▶ [Exercise prompt]: This exercise asks for the records to be retyped exactly as they read.
---------- Task data ----------
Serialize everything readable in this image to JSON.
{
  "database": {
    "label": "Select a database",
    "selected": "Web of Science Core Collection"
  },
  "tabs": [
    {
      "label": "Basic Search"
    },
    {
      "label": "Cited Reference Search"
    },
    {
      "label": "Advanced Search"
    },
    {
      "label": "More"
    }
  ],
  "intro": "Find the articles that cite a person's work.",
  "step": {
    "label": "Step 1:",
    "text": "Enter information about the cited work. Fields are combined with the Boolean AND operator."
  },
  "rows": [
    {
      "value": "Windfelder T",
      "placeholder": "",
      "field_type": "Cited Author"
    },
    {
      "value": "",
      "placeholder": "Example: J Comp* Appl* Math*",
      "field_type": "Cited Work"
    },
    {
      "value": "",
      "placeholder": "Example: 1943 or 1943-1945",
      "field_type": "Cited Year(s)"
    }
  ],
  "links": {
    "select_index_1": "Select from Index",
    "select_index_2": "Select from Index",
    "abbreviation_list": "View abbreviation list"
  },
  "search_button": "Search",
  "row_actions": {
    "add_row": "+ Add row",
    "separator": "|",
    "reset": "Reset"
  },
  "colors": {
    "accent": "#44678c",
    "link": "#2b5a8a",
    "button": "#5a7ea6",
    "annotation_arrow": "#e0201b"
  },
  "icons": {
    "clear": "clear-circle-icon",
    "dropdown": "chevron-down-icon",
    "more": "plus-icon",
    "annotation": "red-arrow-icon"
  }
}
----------
▶ [Exercise output]:
Serialize everything readable in this image to JSON.
{
  "database": {
    "label": "Select a database",
    "selected": "Web of Science Core Collection"
  },
  "tabs": [
    {
      "label": "Basic Search"
    },
    {
      "label": "Cited Reference Search"
    },
    {
      "label": "Advanced Search"
    },
    {
      "label": "More"
    }
  ],
  "intro": "Find the articles that cite a person's work.",
  "step": {
    "label": "Step 1:",
    "text": "Enter information about the cited work. Fields are combined with the Boolean AND operator."
  },
  "rows": [
    {
      "value": "Windfelder T",
      "placeholder": "",
      "field_type": "Cited Author"
    },
    {
      "value": "",
      "placeholder": "Example: J Comp* Appl* Math*",
      "field_type": "Cited Work"
    },
    {
      "value": "",
      "placeholder": "Example: 1943 or 1943-1945",
      "field_type": "Cited Year(s)"
    }
  ],
  "links": {
    "select_index_1": "Select from Index",
    "select_index_2": "Select from Index",
    "abbreviation_list": "View abbreviation list"
  },
  "search_button": "Search",
  "row_actions": {
    "add_row": "+ Add row",
    "separator": "|",
    "reset": "Reset"
  },
  "colors": {
    "accent": "#44678c",
    "link": "#2b5a8a",
    "button": "#5a7ea6",
    "annotation_arrow": "#e0201b"
  },
  "icons": {
    "clear": "clear-circle-icon",
    "dropdown": "chevron-down-icon",
    "more": "plus-icon",
    "annotation": "red-arrow-icon"
  }
}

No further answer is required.